“But I must be honest,” he says. “We aren't as far forward with our recruitment as we would have wished. The reason for that is simply the enormous difficulty of finding the right people for our important areas of work. It's a very tight market at the moment. Our standards are high; we're pretty choosy and, inevitably, the good people are difficult to attract. You can hire bodies, but bodies are no good.”
Traditionally, the firm has grown -organically, with the exception of a merger in the 1980s with Andersen & Gardener. Even now, with growth being key, Chrystie has no intention of expanding if it sacrifices control: independence is paramount. But he is confident that by 2004 the firm will have met its recruitment target, even if it is the hard way. There are 24 partners and 83 other fee-earners across three offices in Glasgow, Edinburgh and, most recently, London, which opened in 1991.
The main areas targeted for growth are commercial, intellectual property, construction law and banking. John Blackwood has joined as a partner from the Bank of Scotland to build those sides of the business. “We mustn't ignore the commercial property side and litigation, both of which are enjoying record figures for the last year,” says Chrystie. A number of new associates have joined recently from rival firms such as McGrigor Donald, Stephenson Harwood and PricewaterhouseCoopers' (PwC) legal arm PwC Legal.
“I put the success down to hard work”, Chrystie says. “We work very effectively as a team. We've also had some outstanding work over the past year – for one, the biggest ever management buyout in Scotland, Kyndall International Limited. It was led by Brian Megson and was worth £208m.”

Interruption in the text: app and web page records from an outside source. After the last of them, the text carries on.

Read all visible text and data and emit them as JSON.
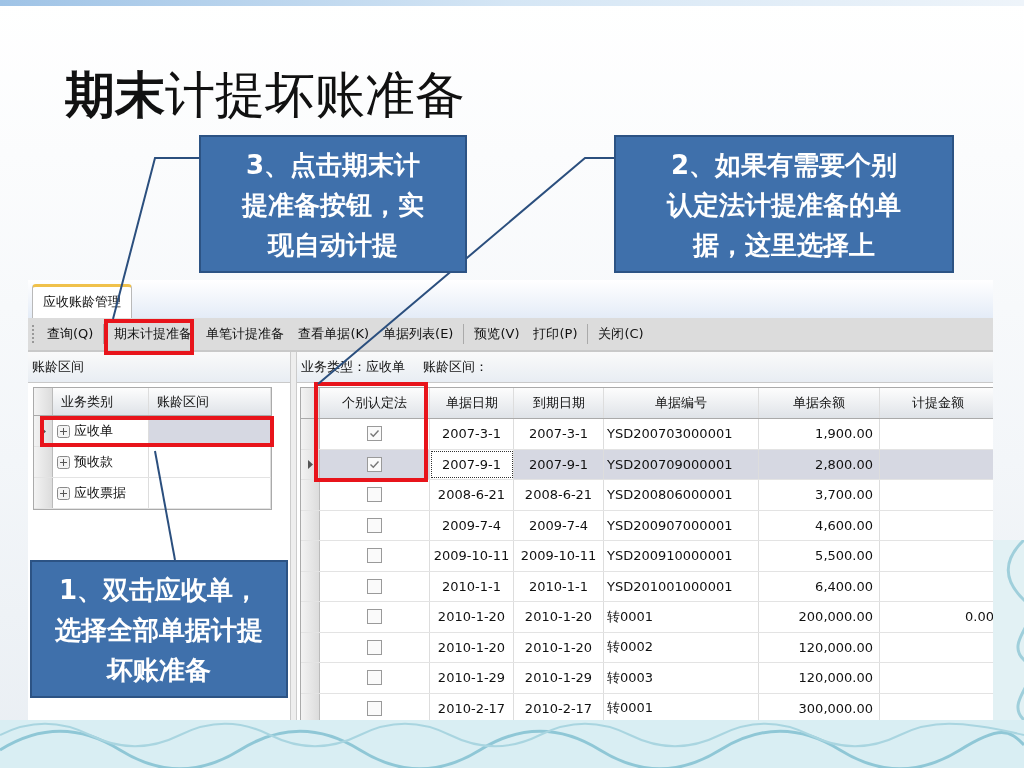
{
  "slide": {
    "title": "**期末**计提坏账准备"
  },
  "callouts": [
    {
      "kind": "top-left",
      "text": "3、点击期末计提准备按钮，实现自动计提"
    },
    {
      "kind": "top-right",
      "text": "2、如果有需要个别认定法计提准备的单据，这里选择上"
    },
    {
      "kind": "bottom-left",
      "text": "1、双击应收单，选择全部单据计提坏账准备"
    }
  ],
  "window": {
    "tabs": [
      {
        "label": "应收账龄管理",
        "selected": true
      }
    ],
    "toolbar": [
      {
        "label": "查询(Q)",
        "separator_before": false
      },
      {
        "label": "期末计提准备",
        "separator_before": true
      },
      {
        "label": "单笔计提准备",
        "separator_before": false
      },
      {
        "label": "查看单据(K)",
        "separator_before": false
      },
      {
        "label": "单据列表(E)",
        "separator_before": false
      },
      {
        "label": "预览(V)",
        "separator_before": true
      },
      {
        "label": "打印(P)",
        "separator_before": false
      },
      {
        "label": "关闭(C)",
        "separator_before": true
      }
    ],
    "left_panel": {
      "title": "账龄区间",
      "columns": [
        "业务类别",
        "账龄区间"
      ],
      "rows": [
        {
          "category": "应收单",
          "selected": true
        },
        {
          "category": "预收款",
          "selected": false
        },
        {
          "category": "应收票据",
          "selected": false
        }
      ]
    },
    "right_panel": {
      "business_type": "业务类型：应收单",
      "aging_range": "账龄区间：",
      "columns": [
        "个别认定法",
        "单据日期",
        "到期日期",
        "单据编号",
        "单据余额",
        "计提金额"
      ],
      "rows": [
        {
          "checked": true,
          "selected": false,
          "date": "2007-3-1",
          "due": "2007-3-1",
          "number": "YSD200703000001",
          "balance": "1,900.00"
        },
        {
          "checked": true,
          "selected": true,
          "date": "2007-9-1",
          "due": "2007-9-1",
          "number": "YSD200709000001",
          "balance": "2,800.00"
        },
        {
          "checked": false,
          "selected": false,
          "date": "2008-6-21",
          "due": "2008-6-21",
          "number": "YSD200806000001",
          "balance": "3,700.00"
        },
        {
          "checked": false,
          "selected": false,
          "date": "2009-7-4",
          "due": "2009-7-4",
          "number": "YSD200907000001",
          "balance": "4,600.00"
        },
        {
          "checked": false,
          "selected": false,
          "date": "2009-10-11",
          "due": "2009-10-11",
          "number": "YSD200910000001",
          "balance": "5,500.00"
        },
        {
          "checked": false,
          "selected": false,
          "date": "2010-1-1",
          "due": "2010-1-1",
          "number": "YSD201001000001",
          "balance": "6,400.00"
        },
        {
          "checked": false,
          "selected": false,
          "date": "2010-1-20",
          "due": "2010-1-20",
          "number": "转0001",
          "balance": "200,000.00",
          "provision": "0.00"
        },
        {
          "checked": false,
          "selected": false,
          "date": "2010-1-20",
          "due": "2010-1-20",
          "number": "转0002",
          "balance": "120,000.00"
        },
        {
          "checked": false,
          "selected": false,
          "date": "2010-1-29",
          "due": "2010-1-29",
          "number": "转0003",
          "balance": "120,000.00"
        },
        {
          "checked": false,
          "selected": false,
          "date": "2010-2-17",
          "due": "2010-2-17",
          "number": "转0001",
          "balance": "300,000.00"
        }
      ]
    }
  }
}
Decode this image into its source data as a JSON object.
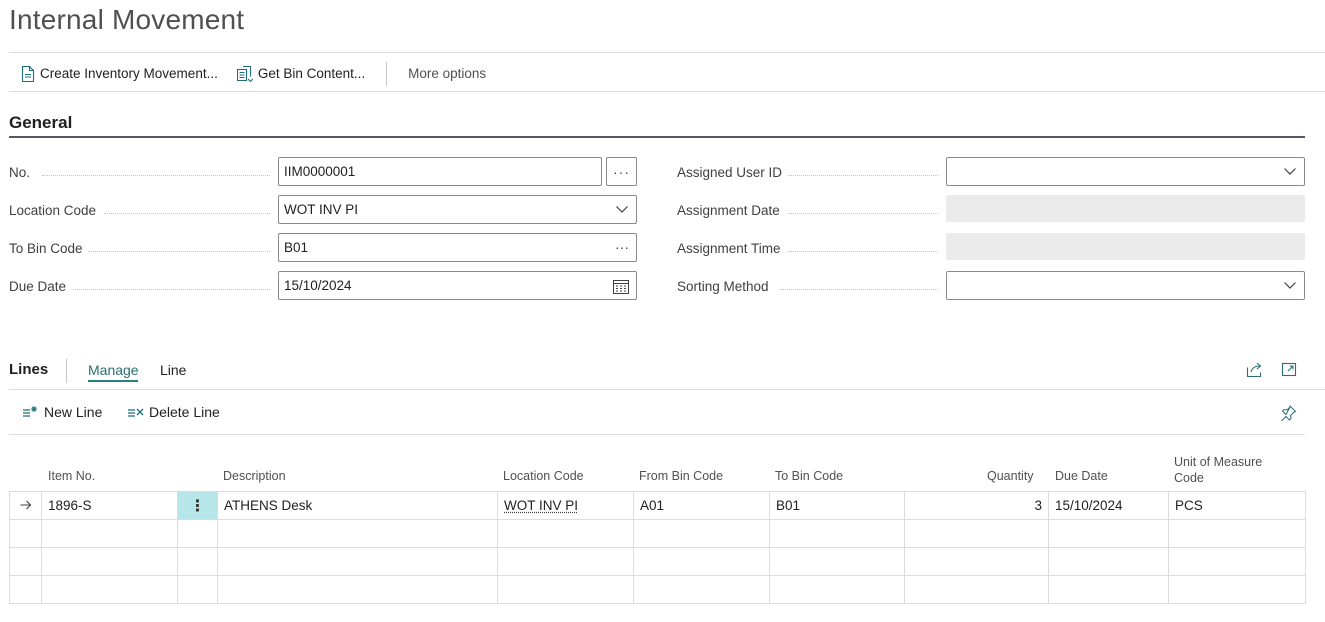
{
  "page": {
    "title": "Internal Movement"
  },
  "actions": {
    "create_inventory_movement": "Create Inventory Movement...",
    "get_bin_content": "Get Bin Content...",
    "more_options": "More options"
  },
  "general": {
    "title": "General",
    "no": {
      "label": "No.",
      "value": "IIM0000001"
    },
    "location_code": {
      "label": "Location Code",
      "value": "WOT INV PI"
    },
    "to_bin_code": {
      "label": "To Bin Code",
      "value": "B01"
    },
    "due_date": {
      "label": "Due Date",
      "value": "15/10/2024"
    },
    "assigned_user_id": {
      "label": "Assigned User ID",
      "value": ""
    },
    "assignment_date": {
      "label": "Assignment Date",
      "value": ""
    },
    "assignment_time": {
      "label": "Assignment Time",
      "value": ""
    },
    "sorting_method": {
      "label": "Sorting Method",
      "value": ""
    }
  },
  "lines": {
    "title": "Lines",
    "tabs": [
      "Manage",
      "Line"
    ],
    "new_line": "New Line",
    "delete_line": "Delete Line",
    "columns": {
      "item_no": "Item No.",
      "description": "Description",
      "location_code": "Location Code",
      "from_bin_code": "From Bin Code",
      "to_bin_code": "To Bin Code",
      "quantity": "Quantity",
      "due_date": "Due Date",
      "unit_of_measure_code_1": "Unit of Measure",
      "unit_of_measure_code_2": "Code"
    },
    "rows": [
      {
        "item_no": "1896-S",
        "description": "ATHENS Desk",
        "location_code": "WOT INV PI",
        "from_bin_code": "A01",
        "to_bin_code": "B01",
        "quantity": "3",
        "due_date": "15/10/2024",
        "uom": "PCS"
      }
    ]
  },
  "colors": {
    "accent": "#2b7f7f",
    "selected_cell": "#b7e6ea",
    "section_rule": "#505a66"
  }
}
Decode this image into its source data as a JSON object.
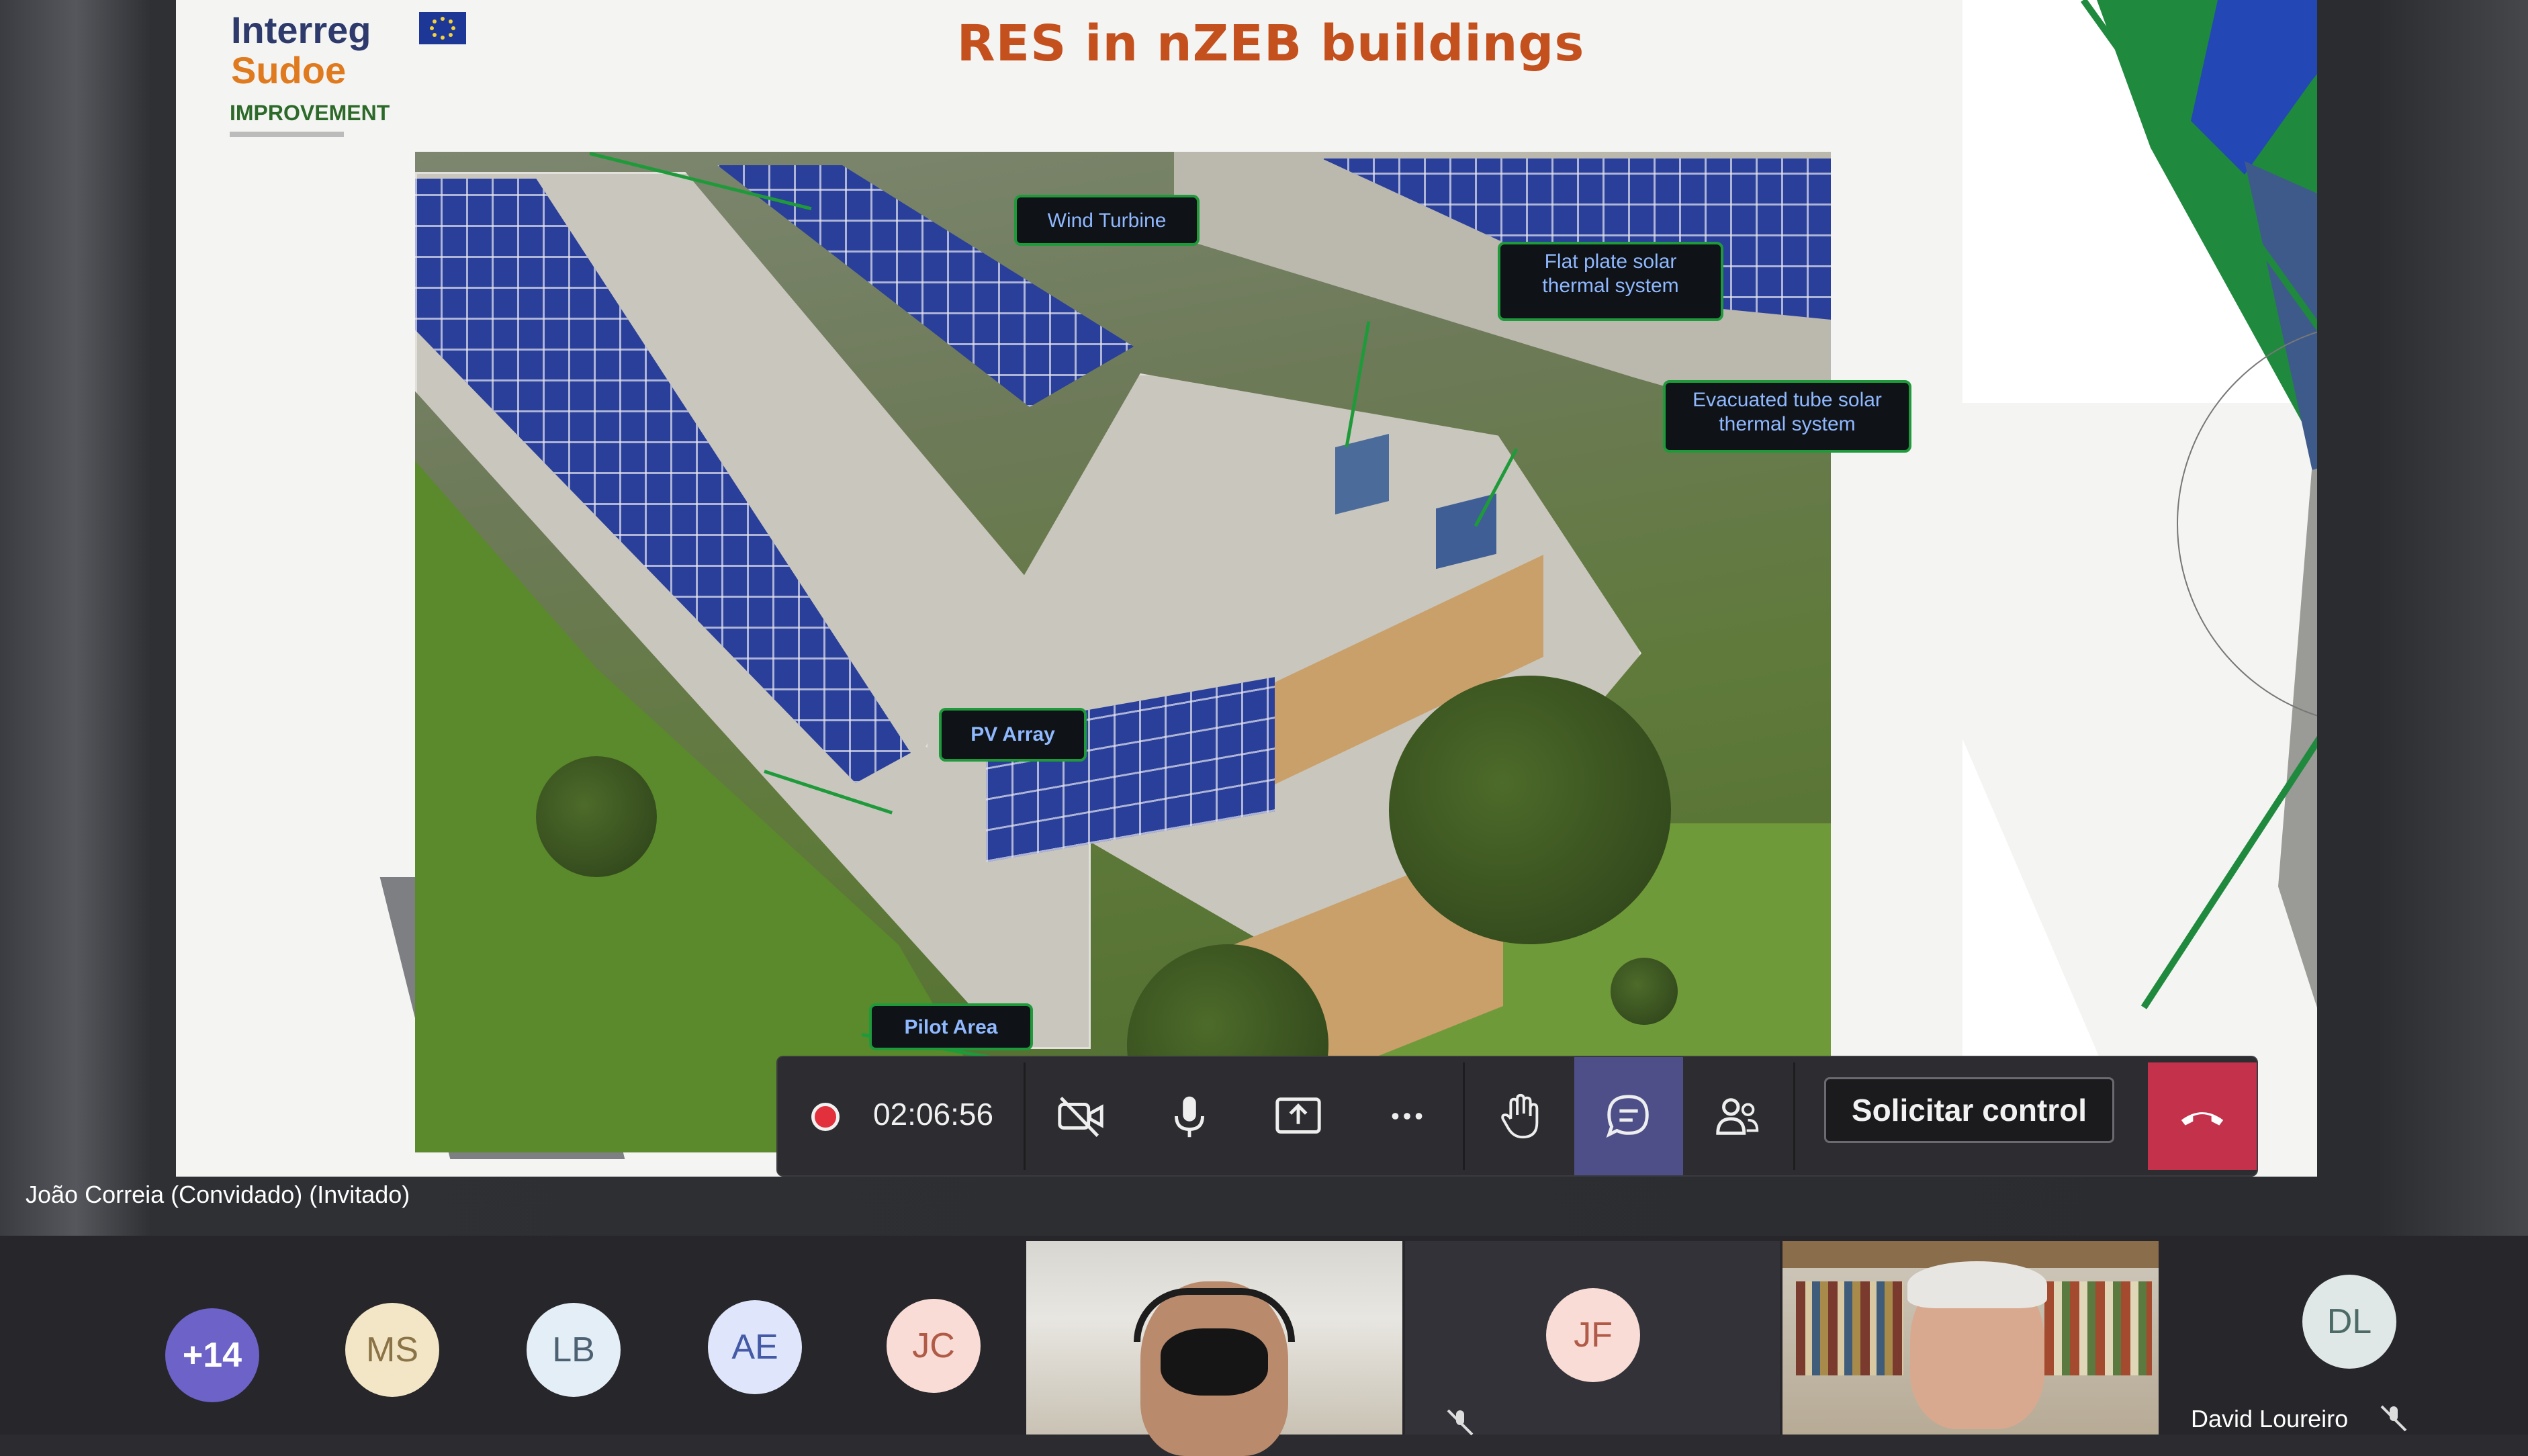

The firm has also been responsible for the flotation of Murgitroyd, Scotland's foremost patent agent, resulting in a 30 per cent rise in its share price. Edinburgh-based partner Peter Wilson dealt with all the Scottish aspects of the recent Pernod Ricard purchase of Seagram for £5.5bn. The firm also acted for Norsk Hydro Ventures in relation to a £6m investment in Ocean Power Delivery and in the sale of Hydro Seafood.
New clients won in the past 18 months include Chivas Regal, Dynamic Earth, a top Scottish tourist attraction, and Livingston Football Club. There have been a number of significant PFI deals for companies such as Bowater Zenith and HPG.
In 2000, the firm invested £1m in a new IT system. Chrystie says: “Inevitably in a firm this size, there were one or two sceptics about what it would achieve for us, but I think everyone's extremely impressed. It's improved our ability to service clients and communicate with them.”